* **DESCRIPTION OF THE TASK**
Set down all of the entries below word for word, with the pictures left out.

* **MATERIAL FOR THIS TASK**
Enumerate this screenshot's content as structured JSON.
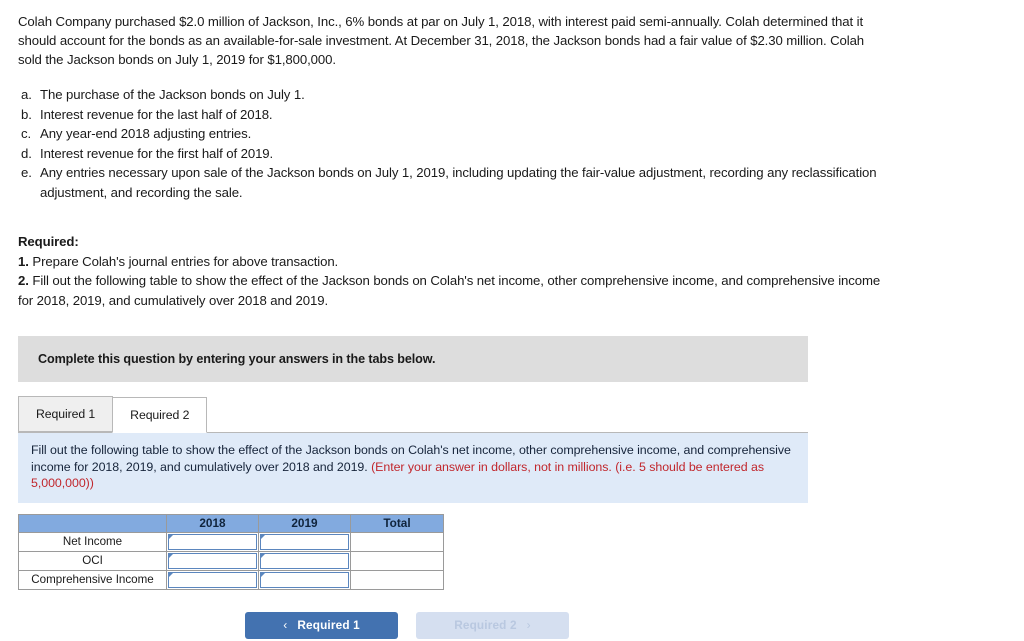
{
  "problem": {
    "intro": "Colah Company purchased $2.0 million of Jackson, Inc., 6% bonds at par on July 1, 2018, with interest paid semi-annually. Colah determined that it should account for the bonds as an available-for-sale investment. At December 31, 2018, the Jackson bonds had a fair value of $2.30 million. Colah sold the Jackson bonds on July 1, 2019 for $1,800,000.",
    "items": [
      {
        "marker": "a.",
        "text": "The purchase of the Jackson bonds on July 1."
      },
      {
        "marker": "b.",
        "text": "Interest revenue for the last half of 2018."
      },
      {
        "marker": "c.",
        "text": "Any year-end 2018 adjusting entries."
      },
      {
        "marker": "d.",
        "text": "Interest revenue for the first half of 2019."
      },
      {
        "marker": "e.",
        "text": "Any entries necessary upon sale of the Jackson bonds on July 1, 2019, including updating the fair-value adjustment, recording any reclassification adjustment, and recording the sale."
      }
    ]
  },
  "required": {
    "heading": "Required:",
    "item1_num": "1.",
    "item1_text": "Prepare Colah's journal entries for above transaction.",
    "item2_num": "2.",
    "item2_text": "Fill out the following table to show the effect of the Jackson bonds on Colah's net income, other comprehensive income, and comprehensive income for 2018, 2019, and cumulatively over 2018 and 2019."
  },
  "complete_bar": {
    "text": "Complete this question by entering your answers in the tabs below."
  },
  "tabs": [
    {
      "label": "Required 1",
      "active": false
    },
    {
      "label": "Required 2",
      "active": true
    }
  ],
  "instruction_panel": {
    "text": "Fill out the following table to show the effect of the Jackson bonds on Colah's net income, other comprehensive income, and comprehensive income for 2018, 2019, and cumulatively over 2018 and 2019.",
    "note": "(Enter your answer in dollars, not in millions. (i.e. 5 should be entered as 5,000,000))",
    "note_color": "#c1272d",
    "background": "#dfeaf8"
  },
  "table": {
    "header_color": "#82aadf",
    "columns": [
      "",
      "2018",
      "2019",
      "Total"
    ],
    "rows": [
      {
        "label": "Net Income",
        "2018": "",
        "2019": "",
        "total": ""
      },
      {
        "label": "OCI",
        "2018": "",
        "2019": "",
        "total": ""
      },
      {
        "label": "Comprehensive Income",
        "2018": "",
        "2019": "",
        "total": ""
      }
    ]
  },
  "nav": {
    "prev": {
      "label": "Required 1",
      "icon": "chevron-left",
      "glyph": "‹",
      "color": "#4372b0",
      "enabled": true
    },
    "next": {
      "label": "Required 2",
      "icon": "chevron-right",
      "glyph": "›",
      "color": "#d5dff0",
      "enabled": false
    }
  }
}
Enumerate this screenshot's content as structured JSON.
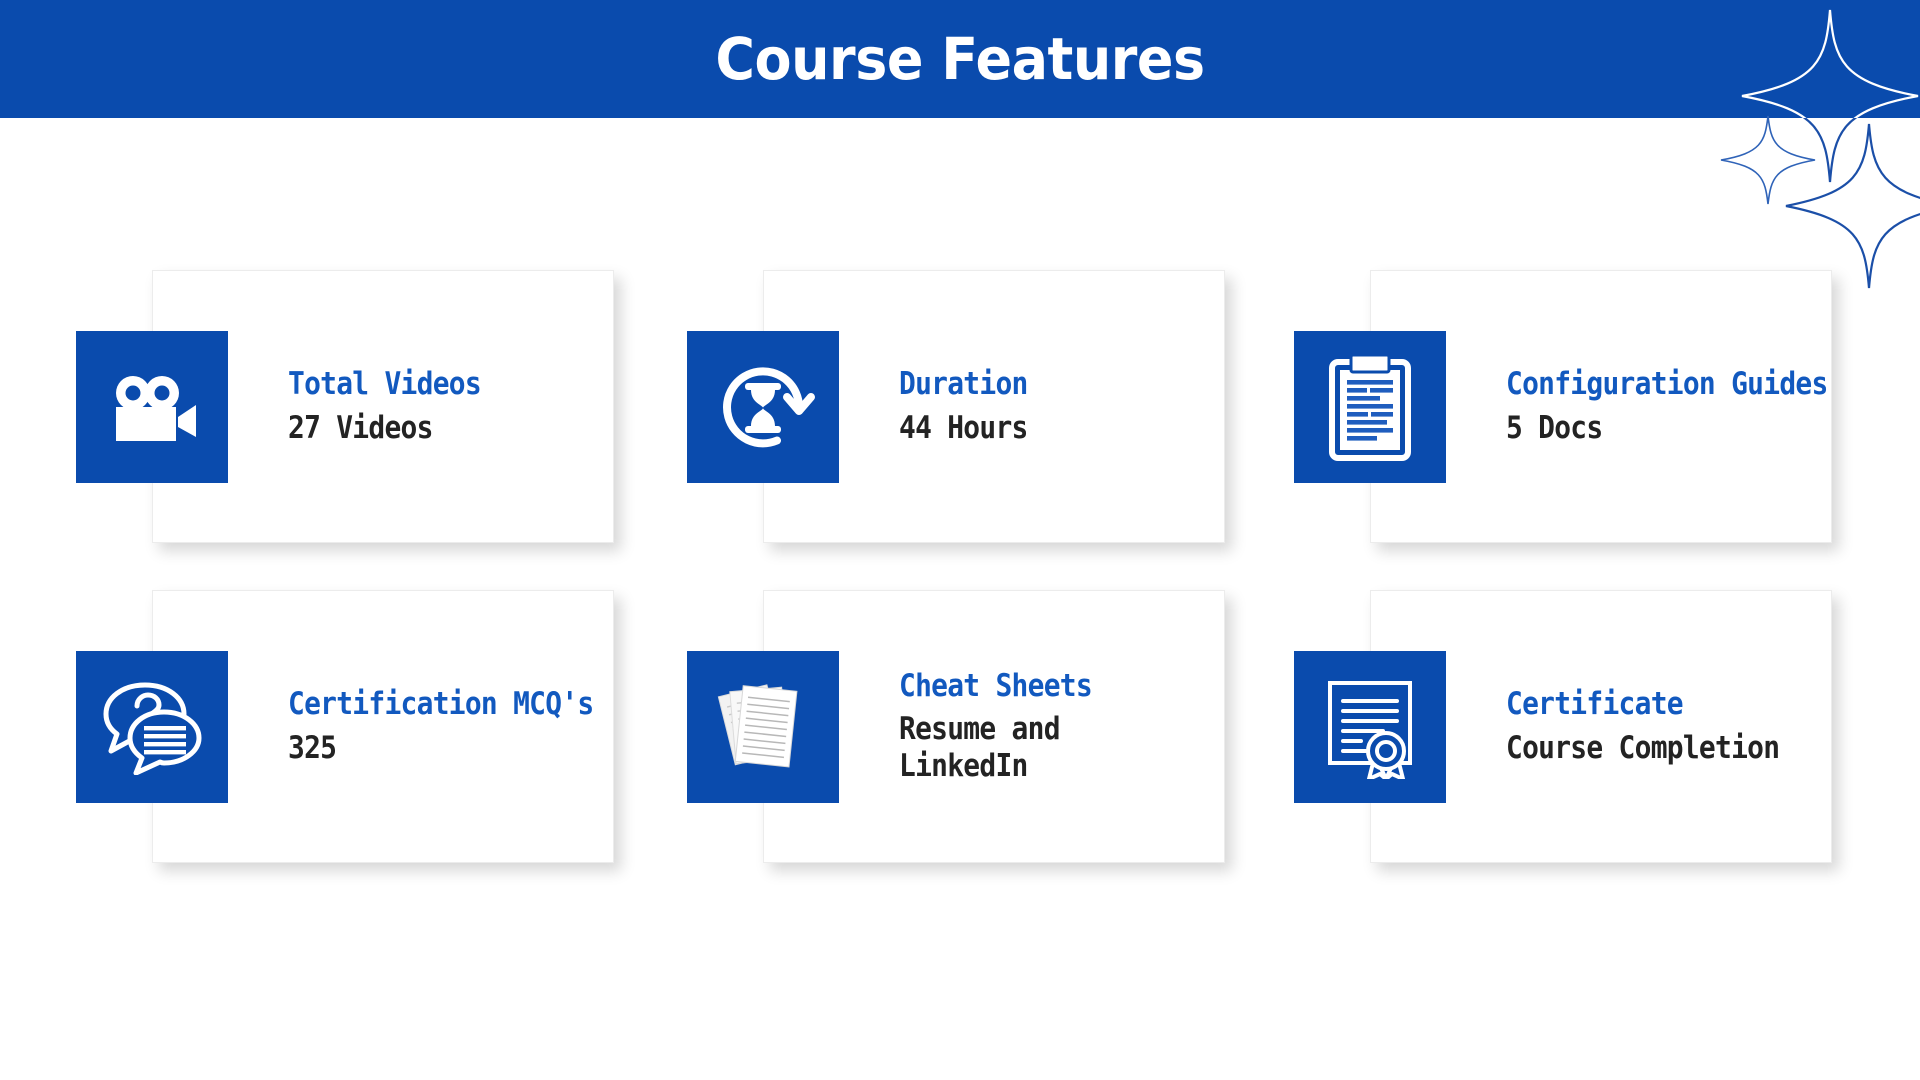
{
  "header": {
    "title": "Course Features",
    "background_color": "#0A4BAD",
    "text_color": "#FFFFFF"
  },
  "theme": {
    "brand_blue": "#0A4BAD",
    "title_blue": "#1259BF",
    "value_dark": "#232323",
    "card_background": "#FFFFFF",
    "page_background": "#FFFFFF"
  },
  "decorations": [
    {
      "name": "sparkle-large-top",
      "icon": "four-point-star-icon"
    },
    {
      "name": "sparkle-small-left",
      "icon": "four-point-star-icon"
    },
    {
      "name": "sparkle-medium-bottom",
      "icon": "four-point-star-icon"
    }
  ],
  "cards": [
    {
      "icon": "video-camera-icon",
      "title": "Total Videos",
      "value": "27 Videos",
      "value_nowrap": true
    },
    {
      "icon": "hourglass-refresh-icon",
      "title": "Duration",
      "value": "44 Hours",
      "value_nowrap": true
    },
    {
      "icon": "clipboard-document-icon",
      "title": "Configuration Guides",
      "value": "5 Docs",
      "value_nowrap": true
    },
    {
      "icon": "chat-bubbles-question-icon",
      "title": "Certification MCQ's",
      "value": "325",
      "value_nowrap": true
    },
    {
      "icon": "stacked-papers-icon",
      "title": "Cheat Sheets",
      "value": "Resume and LinkedIn",
      "value_nowrap": false
    },
    {
      "icon": "certificate-ribbon-icon",
      "title": "Certificate",
      "value": "Course Completion",
      "value_nowrap": true
    }
  ]
}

* **REPLY TO THE TASK**
Enumerate this screenshot's content as structured JSON.
{
  "problem": {
    "intro": "Colah Company purchased $2.0 million of Jackson, Inc., 6% bonds at par on July 1, 2018, with interest paid semi-annually. Colah determined that it should account for the bonds as an available-for-sale investment. At December 31, 2018, the Jackson bonds had a fair value of $2.30 million. Colah sold the Jackson bonds on July 1, 2019 for $1,800,000.",
    "items": [
      {
        "marker": "a.",
        "text": "The purchase of the Jackson bonds on July 1."
      },
      {
        "marker": "b.",
        "text": "Interest revenue for the last half of 2018."
      },
      {
        "marker": "c.",
        "text": "Any year-end 2018 adjusting entries."
      },
      {
        "marker": "d.",
        "text": "Interest revenue for the first half of 2019."
      },
      {
        "marker": "e.",
        "text": "Any entries necessary upon sale of the Jackson bonds on July 1, 2019, including updating the fair-value adjustment, recording any reclassification adjustment, and recording the sale."
      }
    ]
  },
  "required": {
    "heading": "Required:",
    "item1_num": "1.",
    "item1_text": "Prepare Colah's journal entries for above transaction.",
    "item2_num": "2.",
    "item2_text": "Fill out the following table to show the effect of the Jackson bonds on Colah's net income, other comprehensive income, and comprehensive income for 2018, 2019, and cumulatively over 2018 and 2019."
  },
  "complete_bar": {
    "text": "Complete this question by entering your answers in the tabs below."
  },
  "tabs": [
    {
      "label": "Required 1",
      "active": false
    },
    {
      "label": "Required 2",
      "active": true
    }
  ],
  "instruction_panel": {
    "text": "Fill out the following table to show the effect of the Jackson bonds on Colah's net income, other comprehensive income, and comprehensive income for 2018, 2019, and cumulatively over 2018 and 2019.",
    "note": "(Enter your answer in dollars, not in millions. (i.e. 5 should be entered as 5,000,000))",
    "note_color": "#c1272d",
    "background": "#dfeaf8"
  },
  "table": {
    "header_color": "#82aadf",
    "columns": [
      "",
      "2018",
      "2019",
      "Total"
    ],
    "rows": [
      {
        "label": "Net Income",
        "2018": "",
        "2019": "",
        "total": ""
      },
      {
        "label": "OCI",
        "2018": "",
        "2019": "",
        "total": ""
      },
      {
        "label": "Comprehensive Income",
        "2018": "",
        "2019": "",
        "total": ""
      }
    ]
  },
  "nav": {
    "prev": {
      "label": "Required 1",
      "icon": "chevron-left",
      "glyph": "‹",
      "color": "#4372b0",
      "enabled": true
    },
    "next": {
      "label": "Required 2",
      "icon": "chevron-right",
      "glyph": "›",
      "color": "#d5dff0",
      "enabled": false
    }
  }
}
Enumerate this screenshot's content as structured JSON.
{
  "header": {
    "title": "Course Features",
    "background_color": "#0A4BAD",
    "text_color": "#FFFFFF"
  },
  "theme": {
    "brand_blue": "#0A4BAD",
    "title_blue": "#1259BF",
    "value_dark": "#232323",
    "card_background": "#FFFFFF",
    "page_background": "#FFFFFF"
  },
  "decorations": [
    {
      "name": "sparkle-large-top",
      "icon": "four-point-star-icon"
    },
    {
      "name": "sparkle-small-left",
      "icon": "four-point-star-icon"
    },
    {
      "name": "sparkle-medium-bottom",
      "icon": "four-point-star-icon"
    }
  ],
  "cards": [
    {
      "icon": "video-camera-icon",
      "title": "Total Videos",
      "value": "27 Videos",
      "value_nowrap": true
    },
    {
      "icon": "hourglass-refresh-icon",
      "title": "Duration",
      "value": "44 Hours",
      "value_nowrap": true
    },
    {
      "icon": "clipboard-document-icon",
      "title": "Configuration Guides",
      "value": "5 Docs",
      "value_nowrap": true
    },
    {
      "icon": "chat-bubbles-question-icon",
      "title": "Certification MCQ's",
      "value": "325",
      "value_nowrap": true
    },
    {
      "icon": "stacked-papers-icon",
      "title": "Cheat Sheets",
      "value": "Resume and LinkedIn",
      "value_nowrap": false
    },
    {
      "icon": "certificate-ribbon-icon",
      "title": "Certificate",
      "value": "Course Completion",
      "value_nowrap": true
    }
  ]
}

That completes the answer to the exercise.